Concussion patients tend to have distinct symptoms that validate they are concussed. Symptoms may vary from person to person, based on how serious the injury was and how much impact the incident had on the cranial region. Although symptoms differ from person to person, some of the most common signs of a concussion are balance issues, nausea, dizziness, or sometimes blurred vision.

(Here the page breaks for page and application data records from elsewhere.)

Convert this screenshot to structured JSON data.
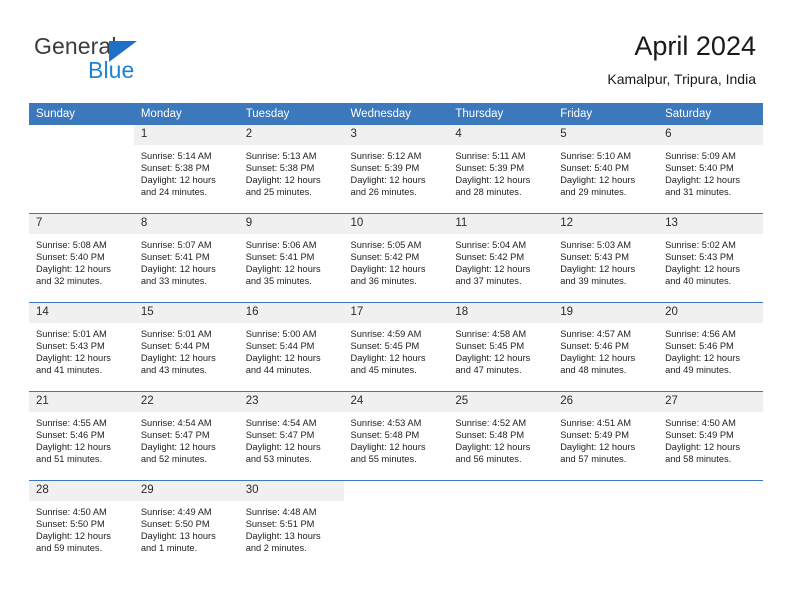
{
  "brand": {
    "name_top": "General",
    "name_bottom": "Blue",
    "accent_color": "#1f83d4",
    "triangle_color": "#1f6fc4"
  },
  "header": {
    "title": "April 2024",
    "subtitle": "Kamalpur, Tripura, India"
  },
  "calendar": {
    "header_bg": "#3b78bc",
    "daynum_bg": "#f0f0f0",
    "weekday_names": [
      "Sunday",
      "Monday",
      "Tuesday",
      "Wednesday",
      "Thursday",
      "Friday",
      "Saturday"
    ],
    "weeks": [
      [
        {
          "day": "",
          "sunrise": "",
          "sunset": "",
          "daylight_line1": "",
          "daylight_line2": ""
        },
        {
          "day": "1",
          "sunrise": "Sunrise: 5:14 AM",
          "sunset": "Sunset: 5:38 PM",
          "daylight_line1": "Daylight: 12 hours",
          "daylight_line2": "and 24 minutes."
        },
        {
          "day": "2",
          "sunrise": "Sunrise: 5:13 AM",
          "sunset": "Sunset: 5:38 PM",
          "daylight_line1": "Daylight: 12 hours",
          "daylight_line2": "and 25 minutes."
        },
        {
          "day": "3",
          "sunrise": "Sunrise: 5:12 AM",
          "sunset": "Sunset: 5:39 PM",
          "daylight_line1": "Daylight: 12 hours",
          "daylight_line2": "and 26 minutes."
        },
        {
          "day": "4",
          "sunrise": "Sunrise: 5:11 AM",
          "sunset": "Sunset: 5:39 PM",
          "daylight_line1": "Daylight: 12 hours",
          "daylight_line2": "and 28 minutes."
        },
        {
          "day": "5",
          "sunrise": "Sunrise: 5:10 AM",
          "sunset": "Sunset: 5:40 PM",
          "daylight_line1": "Daylight: 12 hours",
          "daylight_line2": "and 29 minutes."
        },
        {
          "day": "6",
          "sunrise": "Sunrise: 5:09 AM",
          "sunset": "Sunset: 5:40 PM",
          "daylight_line1": "Daylight: 12 hours",
          "daylight_line2": "and 31 minutes."
        }
      ],
      [
        {
          "day": "7",
          "sunrise": "Sunrise: 5:08 AM",
          "sunset": "Sunset: 5:40 PM",
          "daylight_line1": "Daylight: 12 hours",
          "daylight_line2": "and 32 minutes."
        },
        {
          "day": "8",
          "sunrise": "Sunrise: 5:07 AM",
          "sunset": "Sunset: 5:41 PM",
          "daylight_line1": "Daylight: 12 hours",
          "daylight_line2": "and 33 minutes."
        },
        {
          "day": "9",
          "sunrise": "Sunrise: 5:06 AM",
          "sunset": "Sunset: 5:41 PM",
          "daylight_line1": "Daylight: 12 hours",
          "daylight_line2": "and 35 minutes."
        },
        {
          "day": "10",
          "sunrise": "Sunrise: 5:05 AM",
          "sunset": "Sunset: 5:42 PM",
          "daylight_line1": "Daylight: 12 hours",
          "daylight_line2": "and 36 minutes."
        },
        {
          "day": "11",
          "sunrise": "Sunrise: 5:04 AM",
          "sunset": "Sunset: 5:42 PM",
          "daylight_line1": "Daylight: 12 hours",
          "daylight_line2": "and 37 minutes."
        },
        {
          "day": "12",
          "sunrise": "Sunrise: 5:03 AM",
          "sunset": "Sunset: 5:43 PM",
          "daylight_line1": "Daylight: 12 hours",
          "daylight_line2": "and 39 minutes."
        },
        {
          "day": "13",
          "sunrise": "Sunrise: 5:02 AM",
          "sunset": "Sunset: 5:43 PM",
          "daylight_line1": "Daylight: 12 hours",
          "daylight_line2": "and 40 minutes."
        }
      ],
      [
        {
          "day": "14",
          "sunrise": "Sunrise: 5:01 AM",
          "sunset": "Sunset: 5:43 PM",
          "daylight_line1": "Daylight: 12 hours",
          "daylight_line2": "and 41 minutes."
        },
        {
          "day": "15",
          "sunrise": "Sunrise: 5:01 AM",
          "sunset": "Sunset: 5:44 PM",
          "daylight_line1": "Daylight: 12 hours",
          "daylight_line2": "and 43 minutes."
        },
        {
          "day": "16",
          "sunrise": "Sunrise: 5:00 AM",
          "sunset": "Sunset: 5:44 PM",
          "daylight_line1": "Daylight: 12 hours",
          "daylight_line2": "and 44 minutes."
        },
        {
          "day": "17",
          "sunrise": "Sunrise: 4:59 AM",
          "sunset": "Sunset: 5:45 PM",
          "daylight_line1": "Daylight: 12 hours",
          "daylight_line2": "and 45 minutes."
        },
        {
          "day": "18",
          "sunrise": "Sunrise: 4:58 AM",
          "sunset": "Sunset: 5:45 PM",
          "daylight_line1": "Daylight: 12 hours",
          "daylight_line2": "and 47 minutes."
        },
        {
          "day": "19",
          "sunrise": "Sunrise: 4:57 AM",
          "sunset": "Sunset: 5:46 PM",
          "daylight_line1": "Daylight: 12 hours",
          "daylight_line2": "and 48 minutes."
        },
        {
          "day": "20",
          "sunrise": "Sunrise: 4:56 AM",
          "sunset": "Sunset: 5:46 PM",
          "daylight_line1": "Daylight: 12 hours",
          "daylight_line2": "and 49 minutes."
        }
      ],
      [
        {
          "day": "21",
          "sunrise": "Sunrise: 4:55 AM",
          "sunset": "Sunset: 5:46 PM",
          "daylight_line1": "Daylight: 12 hours",
          "daylight_line2": "and 51 minutes."
        },
        {
          "day": "22",
          "sunrise": "Sunrise: 4:54 AM",
          "sunset": "Sunset: 5:47 PM",
          "daylight_line1": "Daylight: 12 hours",
          "daylight_line2": "and 52 minutes."
        },
        {
          "day": "23",
          "sunrise": "Sunrise: 4:54 AM",
          "sunset": "Sunset: 5:47 PM",
          "daylight_line1": "Daylight: 12 hours",
          "daylight_line2": "and 53 minutes."
        },
        {
          "day": "24",
          "sunrise": "Sunrise: 4:53 AM",
          "sunset": "Sunset: 5:48 PM",
          "daylight_line1": "Daylight: 12 hours",
          "daylight_line2": "and 55 minutes."
        },
        {
          "day": "25",
          "sunrise": "Sunrise: 4:52 AM",
          "sunset": "Sunset: 5:48 PM",
          "daylight_line1": "Daylight: 12 hours",
          "daylight_line2": "and 56 minutes."
        },
        {
          "day": "26",
          "sunrise": "Sunrise: 4:51 AM",
          "sunset": "Sunset: 5:49 PM",
          "daylight_line1": "Daylight: 12 hours",
          "daylight_line2": "and 57 minutes."
        },
        {
          "day": "27",
          "sunrise": "Sunrise: 4:50 AM",
          "sunset": "Sunset: 5:49 PM",
          "daylight_line1": "Daylight: 12 hours",
          "daylight_line2": "and 58 minutes."
        }
      ],
      [
        {
          "day": "28",
          "sunrise": "Sunrise: 4:50 AM",
          "sunset": "Sunset: 5:50 PM",
          "daylight_line1": "Daylight: 12 hours",
          "daylight_line2": "and 59 minutes."
        },
        {
          "day": "29",
          "sunrise": "Sunrise: 4:49 AM",
          "sunset": "Sunset: 5:50 PM",
          "daylight_line1": "Daylight: 13 hours",
          "daylight_line2": "and 1 minute."
        },
        {
          "day": "30",
          "sunrise": "Sunrise: 4:48 AM",
          "sunset": "Sunset: 5:51 PM",
          "daylight_line1": "Daylight: 13 hours",
          "daylight_line2": "and 2 minutes."
        },
        {
          "day": "",
          "sunrise": "",
          "sunset": "",
          "daylight_line1": "",
          "daylight_line2": ""
        },
        {
          "day": "",
          "sunrise": "",
          "sunset": "",
          "daylight_line1": "",
          "daylight_line2": ""
        },
        {
          "day": "",
          "sunrise": "",
          "sunset": "",
          "daylight_line1": "",
          "daylight_line2": ""
        },
        {
          "day": "",
          "sunrise": "",
          "sunset": "",
          "daylight_line1": "",
          "daylight_line2": ""
        }
      ]
    ]
  }
}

These symptoms are easy to recognize, because, as Elaine Landau reveals in her Head and Brain Injuries book, “The effects of any type of brain damage are usually worst immediately following an injury” (Landau 24). Furthermore, because all concussion patients experience symptoms differently, doctors often determine if the injury was an open or closed head injury first, and then divide symptoms into four categories to better assess and target patients ‘ specific needs.Order now
As outlined in Landau’s work, the two major categories of traumatic brain injuries are penetrating, or open, head injury (OHI) and closed head injury (CHI) (Landau 21). Open, or penetrating, head injuries can cause more trauma to the brain than closed head injuries. Open head injuries are also known as “penetrating head injuries”, because open head injuries involve something penetrating the skull and tearing its way into the brain, such as a gunshot wound. Landau gives a further, more visual description of this, by explaining how the bullet specifically ruptures the skull and enters the brain. Landau states that, after being shot in the cranium, “The bullet tears open the scalp, cracks the skull, and scrapes apart the soft tissue as it rips into the brain. Nerve fibers within the damaged area are stretched and torn, and numerous nerve cells are destroyed” (Landau 21).

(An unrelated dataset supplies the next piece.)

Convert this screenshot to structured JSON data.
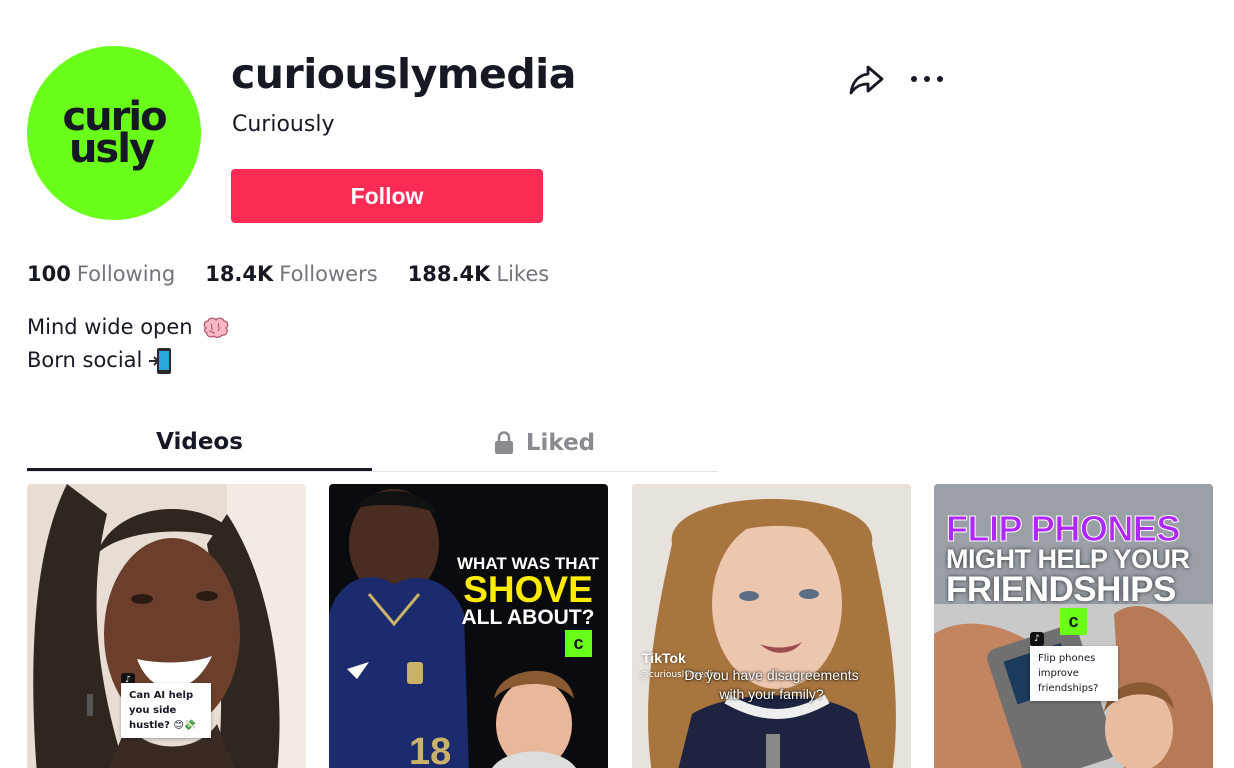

Although a gunshot wou. .eep too much or too little. Doctors stress the importance of regulating sleep patterns, because “not sleeping well can increase or worsen depression, anxiety, fatigue, irritability, and one’s sense of well-being” (http://www.msktc.org/tbi/factsheets/Sleep-And-Traumatic-Brain-Injury).
Inadequate hours of sleep can also cause patients to develop sleep disorders, such as insomnia (difficulty falling asleep or staying asleep) or extreme drowsiness. These are caused by a chemical and physical change in the brain and an individual’s injury affecting the chemicals in their body that help them sleep. As a result, doctors often prescribe certain medications to help regulate sleep patterns (Citing above). The side effects of sleep disorders are what make this dangerous, and it is essential that patients take these necessary precautions to prevent future disorders from forming.